Exercise
State only how many lines in the listing contain the string "text".

Supplied data
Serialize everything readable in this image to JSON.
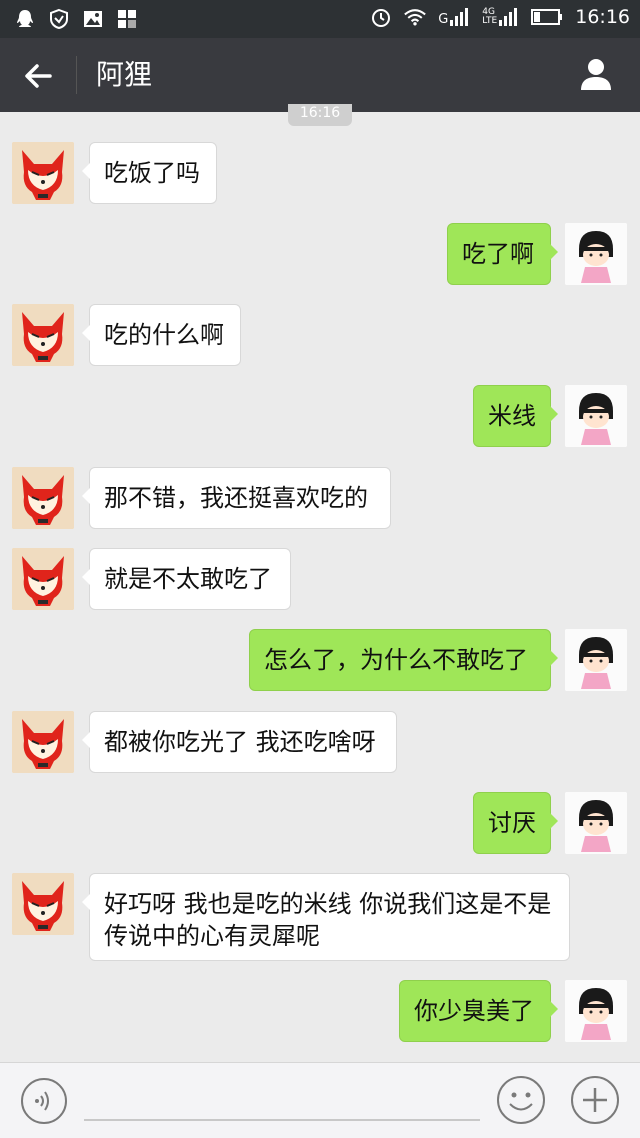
{
  "status_bar": {
    "time": "16:16",
    "network_g": "G",
    "network_4g": "4G",
    "network_lte": "LTE"
  },
  "header": {
    "title": "阿狸"
  },
  "time_badge": "16:16",
  "messages": [
    {
      "side": "in",
      "text": "吃饭了吗"
    },
    {
      "side": "out",
      "text": "吃了啊"
    },
    {
      "side": "in",
      "text": "吃的什么啊"
    },
    {
      "side": "out",
      "text": "米线"
    },
    {
      "side": "in",
      "text": "那不错，我还挺喜欢吃的"
    },
    {
      "side": "in",
      "text": "就是不太敢吃了"
    },
    {
      "side": "out",
      "text": "怎么了，为什么不敢吃了"
    },
    {
      "side": "in",
      "text": "都被你吃光了 我还吃啥呀"
    },
    {
      "side": "out",
      "text": "讨厌"
    },
    {
      "side": "in",
      "text": "好巧呀 我也是吃的米线 你说我们这是不是传说中的心有灵犀呢"
    },
    {
      "side": "out",
      "text": "你少臭美了"
    }
  ],
  "input": {
    "placeholder": ""
  },
  "colors": {
    "title_bar": "#393a3f",
    "status_bar": "#2d3134",
    "background": "#ebebeb",
    "outgoing_bubble": "#9fe658",
    "incoming_bubble": "#ffffff"
  },
  "icons": {
    "back": "back-arrow-icon",
    "profile": "person-icon",
    "voice": "voice-icon",
    "emoji": "emoji-icon",
    "plus": "plus-icon"
  }
}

Response for this exercise
11